> _Your assignment_: Among the entries below, find every line that has "party" and pull it out.

> _Materials provided_:
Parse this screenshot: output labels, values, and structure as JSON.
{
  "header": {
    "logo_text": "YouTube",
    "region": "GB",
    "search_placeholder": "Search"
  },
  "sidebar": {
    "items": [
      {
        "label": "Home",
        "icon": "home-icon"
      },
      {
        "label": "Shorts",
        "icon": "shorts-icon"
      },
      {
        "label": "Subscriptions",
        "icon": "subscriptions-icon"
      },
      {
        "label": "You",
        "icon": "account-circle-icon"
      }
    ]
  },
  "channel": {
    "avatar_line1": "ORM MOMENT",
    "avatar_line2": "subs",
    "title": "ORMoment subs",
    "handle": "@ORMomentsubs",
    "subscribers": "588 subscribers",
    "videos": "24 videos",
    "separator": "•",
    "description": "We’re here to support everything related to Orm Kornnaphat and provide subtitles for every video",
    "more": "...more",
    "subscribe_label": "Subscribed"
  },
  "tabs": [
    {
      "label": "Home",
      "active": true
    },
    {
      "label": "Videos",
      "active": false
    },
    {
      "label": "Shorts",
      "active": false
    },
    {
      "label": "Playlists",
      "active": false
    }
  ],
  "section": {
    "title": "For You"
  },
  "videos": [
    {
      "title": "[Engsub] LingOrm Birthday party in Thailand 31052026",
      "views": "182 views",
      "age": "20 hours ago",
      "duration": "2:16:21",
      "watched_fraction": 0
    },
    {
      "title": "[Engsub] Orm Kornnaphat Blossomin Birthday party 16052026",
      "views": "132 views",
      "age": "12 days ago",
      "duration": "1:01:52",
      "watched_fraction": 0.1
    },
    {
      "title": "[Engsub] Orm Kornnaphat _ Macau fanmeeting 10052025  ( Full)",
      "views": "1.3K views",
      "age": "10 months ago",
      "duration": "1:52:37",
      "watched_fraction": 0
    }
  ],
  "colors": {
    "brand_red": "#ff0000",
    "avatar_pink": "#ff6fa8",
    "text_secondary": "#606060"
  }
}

> _Answer to this task_:
      "title": "[Engsub] LingOrm Birthday party in Thailand 31052026",
      "title": "[Engsub] Orm Kornnaphat Blossomin Birthday party 16052026",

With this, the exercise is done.